$= \int_0^1 \dfrac{x^4-x^2+1}{(x^2+1)(x^4 - x^2 + 1)} + \int_0^1 \dfrac{x^2}{(x^2+1)(x^4 - x^2 + 1)}$

$= \int_0^1 \dfrac{1}{x^2+1} + \int_0^1 \dfrac{x^2}{x^6+1}$

With $$\displaystyle \int_0^1 \dfrac{x^2}{x^6+1} dx$$, substitute $$x^3 = u \Rightarrow \ 3x^2 \ dx = du$$ to make it as $$\displaystyle \int_0^1 \dfrac{du}{3(u^2+1)}$$.

The rest must be a baby's play for you I guess! · 1 year, 11 months ago

Nice solution ! · 1 year, 11 months ago

Many thanks,bhaiya.I am grateful. · 1 year, 11 months ago

Well, while integrating Rational Functions of the form $$\dfrac{P(x)}{Q(x)}$$, my first strategy is always to compare the degrees of $$P(x)$$ and $$Q(x)$$. If $$deg(P(x)) < deg(Q(x))$$, I always invoke partial fractions. If $$deg(P(x)) > deg(Q(x)$$, turn it into the form $$\dfrac{P(x)}{Q(x)} = R(x) + \dfrac{S(x)}{Q(x)}$$ where $$deg(S(x)) < deg(Q(x))$$, and then I invoke partial fractions! · 1 year, 11 months ago

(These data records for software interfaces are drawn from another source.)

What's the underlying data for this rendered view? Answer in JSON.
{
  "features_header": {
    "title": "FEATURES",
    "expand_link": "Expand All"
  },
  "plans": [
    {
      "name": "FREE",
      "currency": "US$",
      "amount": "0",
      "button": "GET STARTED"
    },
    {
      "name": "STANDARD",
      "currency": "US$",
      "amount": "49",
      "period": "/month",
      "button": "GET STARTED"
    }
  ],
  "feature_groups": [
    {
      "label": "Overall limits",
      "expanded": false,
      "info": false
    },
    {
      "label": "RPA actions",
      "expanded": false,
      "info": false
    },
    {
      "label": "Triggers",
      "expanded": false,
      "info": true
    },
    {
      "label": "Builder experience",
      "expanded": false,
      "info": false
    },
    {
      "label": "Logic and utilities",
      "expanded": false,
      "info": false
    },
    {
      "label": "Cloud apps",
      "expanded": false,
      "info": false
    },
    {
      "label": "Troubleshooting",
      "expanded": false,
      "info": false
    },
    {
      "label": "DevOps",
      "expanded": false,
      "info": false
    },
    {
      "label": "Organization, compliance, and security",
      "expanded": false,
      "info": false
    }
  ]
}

A lot of problems can be cracked by this statergy :) · 1 year, 11 months ago